There is a lot of talk about WFH – or working from home at the moment. And based on the level of resistance to returning to the office when “told” to do so, its certain that people want an alternative to the daily commute. But do they really want to be working from home, or is it more complicated?
I suspect that in reality what people really want is twofold. Firstly to work more flexibly, and secondly to avoid the daily commute. Given this, one obvious solution is to work from home. This certainly delivers these two objectives, but is it really the answer?
Throughout my career I have commuted, including one point where I was doing some extreme commuting between Northampton in the UK, and Aarhus in Denmark. and I have worked from home! In my experience, neither scenario was ideal. In my current situation, I live and work in Glossop. My trip to work is 3 minutes by car, or more usually a 20 minute walk.
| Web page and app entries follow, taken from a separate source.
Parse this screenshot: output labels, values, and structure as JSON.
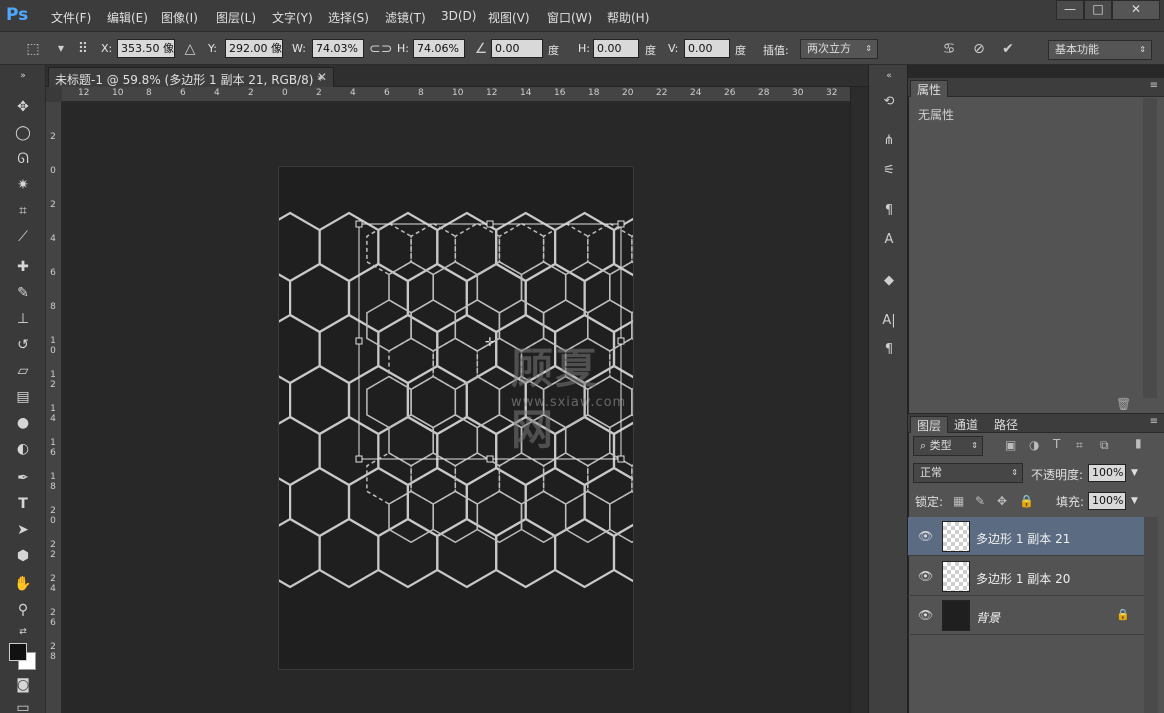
{
  "app": {
    "logo": "Ps"
  },
  "menu": [
    "文件(F)",
    "编辑(E)",
    "图像(I)",
    "图层(L)",
    "文字(Y)",
    "选择(S)",
    "滤镜(T)",
    "3D(D)",
    "视图(V)",
    "窗口(W)",
    "帮助(H)"
  ],
  "window_controls": {
    "minimize": "—",
    "maximize": "□",
    "close": "✕"
  },
  "options": {
    "x_label": "X:",
    "x_value": "353.50 像",
    "y_label": "Y:",
    "y_value": "292.00 像",
    "w_label": "W:",
    "w_value": "74.03%",
    "h_label": "H:",
    "h_value": "74.06%",
    "angle_value": "0.00",
    "angle_unit": "度",
    "hskew_label": "H:",
    "hskew_value": "0.00",
    "hskew_unit": "度",
    "vskew_label": "V:",
    "vskew_value": "0.00",
    "vskew_unit": "度",
    "interp_label": "插值:",
    "interp_value": "两次立方",
    "workspace": "基本功能"
  },
  "document_tab": {
    "title": "未标题-1 @ 59.8% (多边形 1 副本 21, RGB/8) *",
    "close": "✕"
  },
  "rulers": {
    "horizontal": [
      "12",
      "10",
      "8",
      "6",
      "4",
      "2",
      "0",
      "2",
      "4",
      "6",
      "8",
      "10",
      "12",
      "14",
      "16",
      "18",
      "20",
      "22",
      "24",
      "26",
      "28",
      "30",
      "32"
    ],
    "vertical": [
      "2",
      "0",
      "2",
      "4",
      "6",
      "8",
      "10",
      "12",
      "14",
      "16",
      "18",
      "20",
      "22",
      "24",
      "26",
      "28"
    ]
  },
  "watermark": {
    "text": "顾夏网",
    "url": "www.sxiaw.com"
  },
  "properties_panel": {
    "tab": "属性",
    "empty_text": "无属性"
  },
  "layers_panel": {
    "tabs": [
      "图层",
      "通道",
      "路径"
    ],
    "filter_kind": "类型",
    "blend_mode": "正常",
    "opacity_label": "不透明度:",
    "opacity_value": "100%",
    "lock_label": "锁定:",
    "fill_label": "填充:",
    "fill_value": "100%",
    "layers": [
      {
        "name": "多边形 1 副本 21",
        "selected": true
      },
      {
        "name": "多边形 1 副本 20",
        "selected": false
      },
      {
        "name": "背景",
        "selected": false,
        "locked": true
      }
    ]
  }
}
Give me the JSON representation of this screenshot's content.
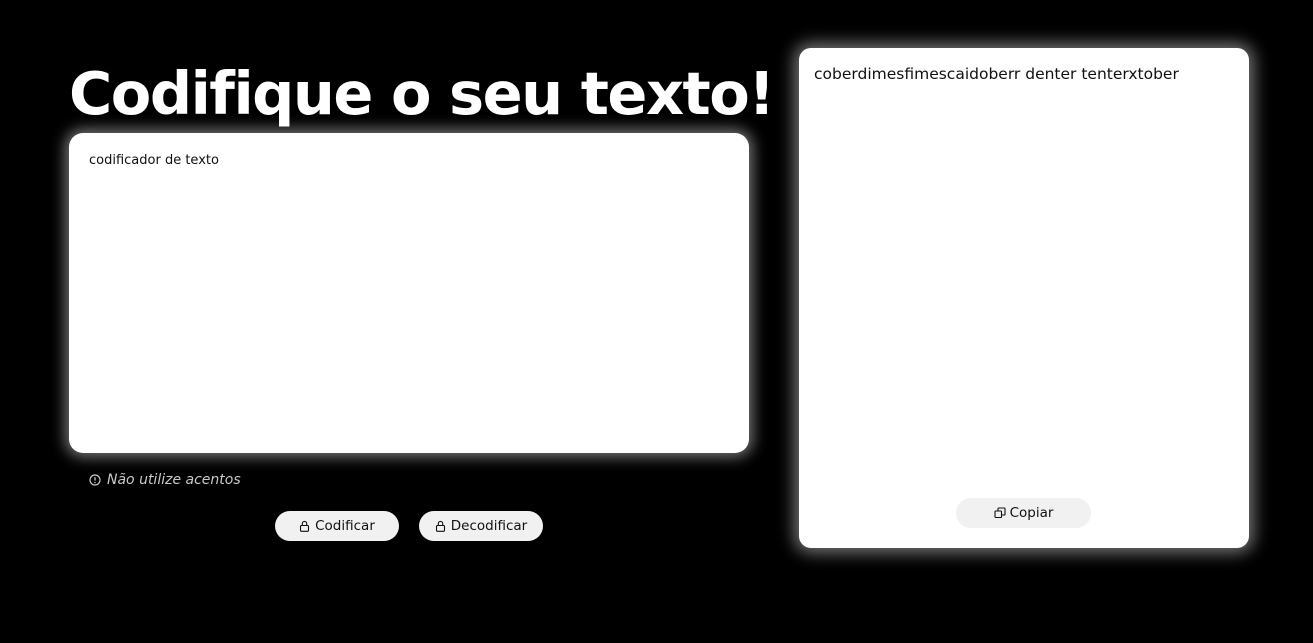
{
  "header": {
    "title": "Codifique o seu texto!"
  },
  "input": {
    "value": "codificador de texto",
    "placeholder": ""
  },
  "hint": {
    "icon": "alert-circle-icon",
    "text": "Não utilize acentos"
  },
  "actions": {
    "encrypt_label": "Codificar",
    "encrypt_icon": "lock-icon",
    "decrypt_label": "Decodificar",
    "decrypt_icon": "unlock-icon"
  },
  "output": {
    "text": "coberdimesfimescaidoberr denter tenterxtober",
    "copy_label": "Copiar",
    "copy_icon": "copy-icon"
  },
  "colors": {
    "background": "#000000",
    "card": "#ffffff",
    "button": "#f1f1f1",
    "hint_text": "#c9c9c9"
  }
}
To me, this is “Living the dream”, with the best of both worlds!
Working from home has its downsides
Whilst I don’t feel the need to go into the downside of commuting (Though I do know people who claim to enjoy it!) The reality of “working from home” does invite closer inspection!
Whilst everyone is different, in my experience, working from home has three big downsides:
- Isolation – working in the office environment, you are surrounded by other people, whilst this makes it easy to interact on work matters, it also allows more general interaction. Those so called “Water cooler moments”, where you can chat to others whilst taking a break from work. Whilst zoom and other video meeting systems can go a long way to replacing face to face meetings required to “do your job” they do not replace more informal conversations so important in building rapport, and enhancing the working environment. In reality, working from home can be very isolating!
- The working environment – When working from home, I found the separation of work and home life a challenge! I was lucky enough to have the space to have a dedicated home office, and I would “commute” to that room every day. When I was in the home office I was was “at work”. Anywhere else I was “at home”. This allowed me to separate my work and home life. For many home workers however, this is not the scenario. The “office” is a laptop in the kitchen or dining room table, maybe I am getting old, but for me this is OK for the occasional bit of work that needs doing now, but not an environment that promotes sustained productivity. It can also make it more difficult to create an ergonomically correct environment. Living with a physiotherapist, I know how important this is to health and wellbeing!
- Distractions – Again, I was lucky in this aspect. when I was working at home, other occupants were out at work. But trying to maintain focus, when others are in the house going about their day can be a challenge, especially if you add children into the mix.
All in all, I find working from home on a regular basis a challenge!
The middle ground – The new way of “going to the office”
So if you are not wanting to work 100% from home, and not wanting to commute, what is the alterative. The alternative is finding a new place to work, somewhere where you can engage with others and get those “Water cooler moments”, and that are set up to provide an environment conducive to productive work, and a professional place to meet people should you need to, free from the distractions that can be all too common in the home environment. Somewhere that you can access as and when needed. Historically this place would belong to the company you work for, but it doesn’t need to. Increasingly these facilities are found in business centres, shared offices and co-working spaces. Whilst these are widely used by the likes of Start-ups and freelancers, they provide the perfect working environment for all those more traditional jobs that are now being done “from home”.
To conclude – A prediction
I think when all this washes out, the idea of everyone commuting to a central location to work in a corporate office will be seen as old hat. Central offices will be smaller & more flexible. A place to meet clients and for teams to get together when zoom just doesn’t cut it. I think these offices will be smaller and more importantly cheaper.
By not investing in big central corporate offices, this should free up resources to allow workers to access more flexible facilities close to where they live. Whilst they may not be appropriate all the time – even for me working from home occasionally is a great option – they would add useful flexibility to the mix.
In closing, I think its is worth highlighting the fact that this scenario works for part of the workforce, if you are in a job where you are working with “things”, whether manufacturing or distributing them then the traditional, central model may be here to stay. But for everyone else a more de-centralised model may be the future.
As for the city centre infrastructure (Cafes, bars shops and the like) that are now struggling as people avoid the commute. In reality, their customers still exist and still want these services. They have just moved. I am sure that the smart business will follow them!